If you look around, you may notice that the housing market looks pretty strong right now. Housing starts are up to 1.35 million, the inventory of houses for sale is hovering around all-time lows, and home prices are incredibly attractive for those looking to sell. Toss in the fact that millennials are entering the housing market in droves to buy their first home, and it would be completely reasonable to think that buying homebuilder stocks would be a great idea.
The seed for a great investment idea is there, but there is one issue: Homebuilding is a crappy business. It’s incredibly capital-intense, margins aren’t that great, turnover of inventory is relatively slow, there aren’t a lot of ways for companies to differentiate themselves, it’s cyclical, and it’s fragmented. For a company to be a good investment in this business, it needs to have an exceptionally good management team, economies of scale, and a significant advantage over others in a unique way.
This isn’t to say that investing in homebuilding is an awful idea — the trends mentioned above are incredibly strong indicators that investing in housing can pay off. What matters is you have to be incredibly discerning when selecting the business in which you want to invest. To me, there are only two stocks that are really worth exploring as potential investments: LGI Homes (NASDAQ:LGIH) and NVR Inc. (NYSE:NVR). Here’s why these two homebuilders stand out among the crowd.
Light on its feet
The fact that inventory turnover is incredibly low in this business is part of the reason why NVR is one of the more attractive stocks in this industry. Typically, a homebuilder will buy large plots of land, divided it up into lots, lay the initial groundwork like roads and utilities, build a couple display homes, get a customer to sign a contract to have a home built, then build the home before it can recognize revenue.
With all of those steps, it can be an incredibly speculative business. Are land purchases today going to be favorable locations two to three years from now? Is the housing market going to remain strong? How much leverage can a company take on to develop these lots before it needs to have revenue coming in the door? These sorts of questions are the ones that will keep a homebuilding management team awake at night.
Instead of sweating the more speculative aspects of the business, NVR agrees to land purchase agreements with land developers. Think of it as a futures contract: NVR pays a small amount of cash to a developer up front, which gives it the right to purchase completed lots at deep discounts. This drastically reduces the amount of capital the company needs to commit to a development before it can start to recognize revenue, and the company doesn’t have to take on an immense amount of speculative risk or leverage.
Another attractive aspect of NVR’s business model is that it focuses on performing exceptionally well in its limited geographic markets rather than have operations thinly spread across the country. By concentrating its efforts into the Mid-Atlantic and Great Lakes region, it can squeeze out operational efficiencies and generate the highest rates of return in the business. By remaining a regional player, it also means the company generates excess cash, which management uses to buy back stock at a high rate.
If there is one thing that concerns me about NVR, it’s that management may be a little too generous with its stock grants such that it impacts shareholder returns. A lot of NVR’s value creation comes from a consistently lower share count, but stock grants to management have more than offset share repurchases over the past 18 months. If that issue is just a short-term blip, then NVR looks like a great investment.

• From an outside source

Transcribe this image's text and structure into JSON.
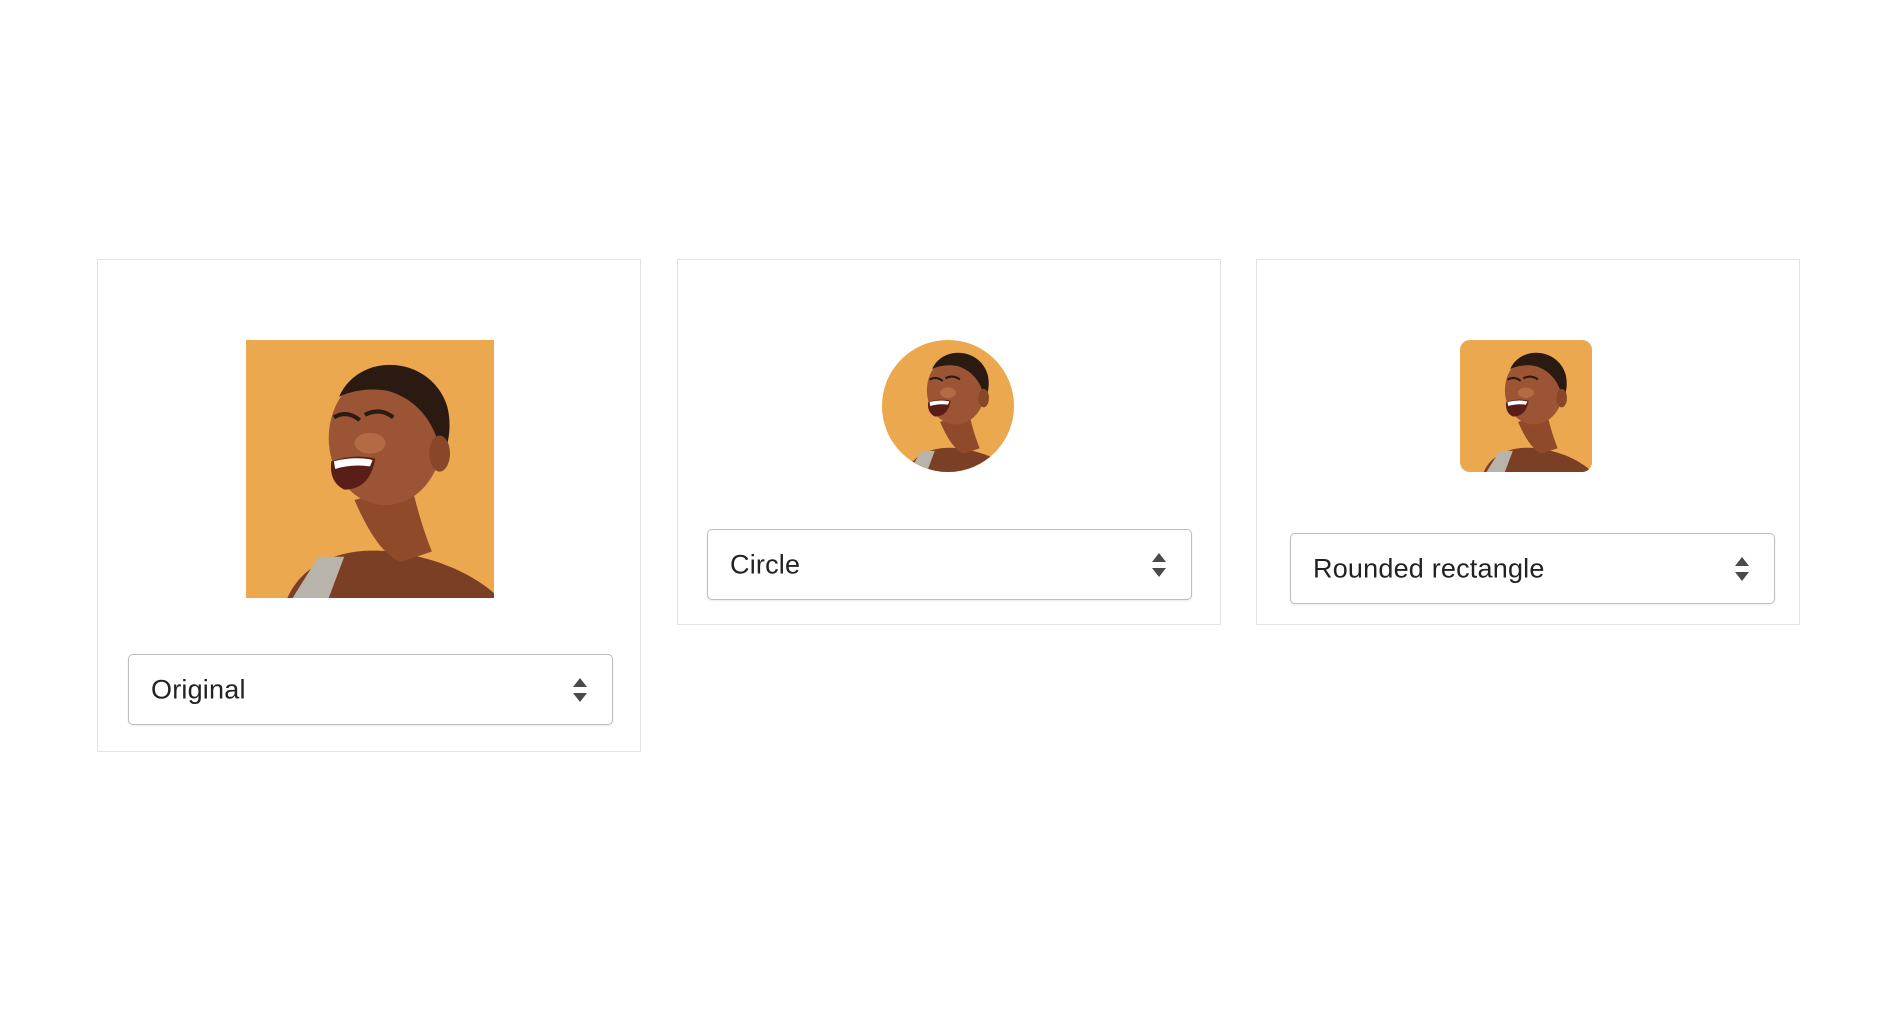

Targeting the right buyers today
I’m overgeneralizing a little bit, but most new homes can be lumped into three distinct categories: starter homes, move-ups, and luxury. Most homebuilders will have a blend of these homes in their inventory, a few will focus on the luxury market, but LGI Homes focuses pretty much exclusively on the starter home market and has built its business to specifically cater to the demographics of these customers.
LGI is much more of a no-thrills builder than its peers. It doesn’t offer several premium package options like kitchen or bathroom upgrades or several different architectural designs. Instead, it focuses on a few more cookie-cutter designs that can be built relatively quickly and keep costs down such that LGI can sell more affordable homes. The company also targets land purchases, lot purchases, or lot agreement contracts in places that are away from metro areas but have easy access to highways and are close to retail and employment centers. This buying strategy is also a way to provide a lower price point on entry homes.

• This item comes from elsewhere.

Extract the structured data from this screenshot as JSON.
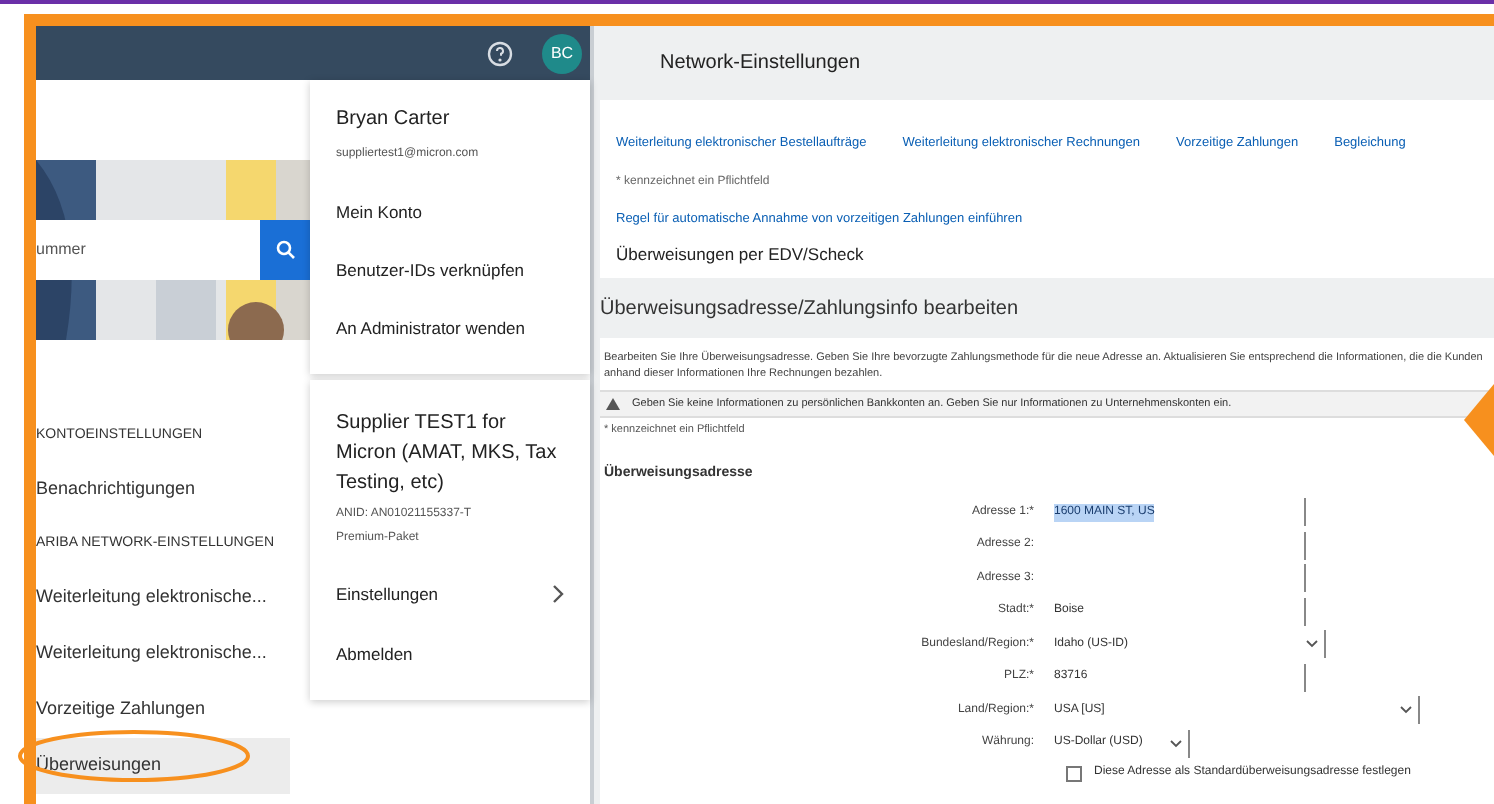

Management also uses a more targeted marketing approach to reach its buyer demographic. It specifically seeks out first-time buyers and renters with its marketing campaigns that offer move-in ready homes that don’t require a down payment and offers them at comparable rates to rentals in the area with the possibility of building equity. It has been an incredibly successful tactic, as new homes sold has increased 10 times over the past decade.
LGI isn’t without flaws. It carries a rather high debt load compared to its peers, and targeting buyers with no down payment might give some investors the chills because of potentially questionable customer creditworthiness. These two things suggest that if we were to see a housing market swoon, LGI Homes could be one of the first to suffer.
The one thing I can say to assuage these concerns is that LGI Homes was one of the few homebuilders to remain profitable every year since 2003, so management has handled a tough market crash before. Also, there is a lot of pent-up demand from millennials putting off their first home purchase, and high housing prices in the conventional markets are likely going to push first-time buyers into these more friendly price-point abodes. With shares of LGI trading at just 10.7 times earnings, LGI stock could be a great pickup.
This article originally appeared on The Motley Fool.